The music critic Norman Lebrecht’s title to his study, Why Mahler? How One Man and Ten Symphonies Changed the World (Faber and Faber 2010) has the sort of in-your-face tone that characterises the rest of the book. He makes the sort of claims about Gustav Mahler that the literary critic Harold Bloom in his dotage made about Shakespeare – that he created the modern world, foresaw world wars, constructed the future, and so on. We get the passionate commitment behind these sort of statements, but really? Can they be even remotely true?

This is an Amazon affiliate link for your convenience. We also encourage you to buy from independent bookstores, other online vendors, or directly from publisher, or to borrow a copy from your local library.

In fact, Why Mahler? is, for its first three quarters, more a biography of one person’s admiration for another. The final quarter is an already somewhat dated review of various recordings made over the years of the ten symphonies and the song cycles. The biography is helpful, although a bit disconcerting because it is mostly written in the present tense. I suppose that is one way of giving the work and the life that it came from, from a century before, some kind of contemporary currency. That, or it is rendered in this way to make readers think Lebrecht was actually present at events which clearly occurred decades before he was born!

Lebrecht’s dramatizes Mahler’s life well and links the separate epic pieces with the phases he was going through – from Vienna to New York, and then, struck down before the age of fifty by a terminal illness, his final moving return to Europe and death. The account of the short meeting a year before his demise in 1911 between Mahler and the newly prominent psychoanalyst Sigmund Freud in, of all places, Leiden, is compelling. But again, Lebrecht makes some big claims about the impact of this “informal consultation” – Freud presenting a choice between renunciation of art or death. And of course, to fit the tragic tone of the rest of the account, Mahler goes marching on to death, carrying on composing.
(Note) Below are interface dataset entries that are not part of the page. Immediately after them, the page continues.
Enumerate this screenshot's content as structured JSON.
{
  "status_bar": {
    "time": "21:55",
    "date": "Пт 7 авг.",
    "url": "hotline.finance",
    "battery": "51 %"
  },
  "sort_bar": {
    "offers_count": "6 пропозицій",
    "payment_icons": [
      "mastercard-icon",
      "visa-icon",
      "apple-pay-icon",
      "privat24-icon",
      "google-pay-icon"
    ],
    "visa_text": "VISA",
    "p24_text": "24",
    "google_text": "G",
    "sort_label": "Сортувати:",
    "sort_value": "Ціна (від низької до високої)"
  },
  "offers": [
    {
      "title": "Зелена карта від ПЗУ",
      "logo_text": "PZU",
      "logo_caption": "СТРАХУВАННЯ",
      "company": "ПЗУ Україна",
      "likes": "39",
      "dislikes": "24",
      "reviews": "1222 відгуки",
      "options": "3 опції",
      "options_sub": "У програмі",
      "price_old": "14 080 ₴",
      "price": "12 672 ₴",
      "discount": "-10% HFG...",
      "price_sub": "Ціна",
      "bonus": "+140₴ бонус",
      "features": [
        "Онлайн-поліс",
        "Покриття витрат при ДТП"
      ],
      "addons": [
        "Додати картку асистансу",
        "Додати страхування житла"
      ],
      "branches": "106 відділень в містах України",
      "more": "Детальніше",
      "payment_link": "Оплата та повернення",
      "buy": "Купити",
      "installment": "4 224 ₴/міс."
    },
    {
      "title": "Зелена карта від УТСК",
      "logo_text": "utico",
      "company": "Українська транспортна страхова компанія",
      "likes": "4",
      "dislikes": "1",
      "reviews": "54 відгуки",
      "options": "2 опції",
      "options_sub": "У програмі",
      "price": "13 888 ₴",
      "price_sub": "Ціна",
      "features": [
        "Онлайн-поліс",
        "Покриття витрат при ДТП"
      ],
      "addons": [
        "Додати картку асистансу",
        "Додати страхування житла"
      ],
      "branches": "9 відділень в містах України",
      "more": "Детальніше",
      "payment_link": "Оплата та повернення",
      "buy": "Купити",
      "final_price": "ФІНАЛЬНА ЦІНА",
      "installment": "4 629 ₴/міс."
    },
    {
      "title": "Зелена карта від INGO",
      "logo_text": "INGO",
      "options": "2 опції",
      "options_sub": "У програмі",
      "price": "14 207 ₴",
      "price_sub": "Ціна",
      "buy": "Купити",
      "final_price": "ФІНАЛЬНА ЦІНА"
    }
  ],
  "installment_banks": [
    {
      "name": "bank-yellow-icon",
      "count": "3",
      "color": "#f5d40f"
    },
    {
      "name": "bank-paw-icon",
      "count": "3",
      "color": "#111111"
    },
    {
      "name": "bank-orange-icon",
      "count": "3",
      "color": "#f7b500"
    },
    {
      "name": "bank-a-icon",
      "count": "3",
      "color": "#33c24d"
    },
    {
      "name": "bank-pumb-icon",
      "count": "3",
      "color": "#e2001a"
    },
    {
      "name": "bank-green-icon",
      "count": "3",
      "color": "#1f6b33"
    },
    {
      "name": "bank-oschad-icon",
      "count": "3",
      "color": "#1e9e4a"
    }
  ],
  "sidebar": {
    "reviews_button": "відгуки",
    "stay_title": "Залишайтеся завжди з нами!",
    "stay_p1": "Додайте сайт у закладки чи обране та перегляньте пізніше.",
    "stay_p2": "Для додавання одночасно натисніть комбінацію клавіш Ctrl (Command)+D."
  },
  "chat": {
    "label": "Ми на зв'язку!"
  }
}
The material on the relationship with Alma Mahler is interesting too. I don’t think anyone could listen to the Ninth Symphony after hearing about the context of its creation and not feel it wasn’t some kind of cuckolded husband’s lament. But reality was more prosaic, because Alma’s lover was riddled by guilt, according to Lebrecht, and in any case her own accounts are famously fanciful and hard to fully trust.
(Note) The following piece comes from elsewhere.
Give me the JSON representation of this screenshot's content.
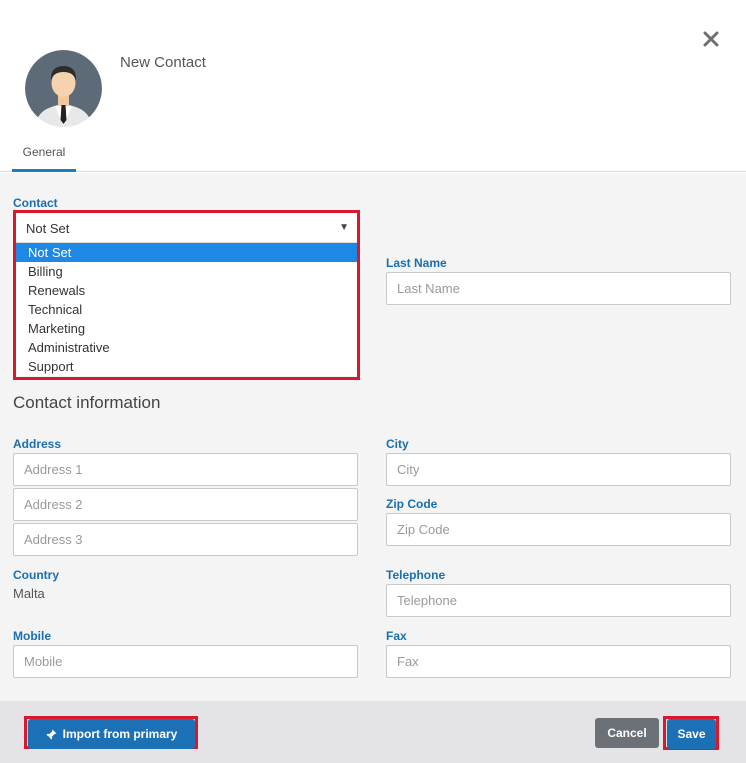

Which might also be one way of looking at this book. Lebrecht is a critic and a controversialist, and makes interventions on almost every page, about his own links with figures or places that Mahler knew. So much for the sublimation of personality that he soothingly praises as some of the great attributes of Mahler’s work. In this account, Lebrecht is with us every step of the way, like some garrulous companion who won’t shut up and just let the music or the life of the person that created it speak for itself. I don’t know the answer to “Why Mahler?” so clearly after reading this book – but I certainly have a lot of ideas about “Why Lebrecht likes Mahler?”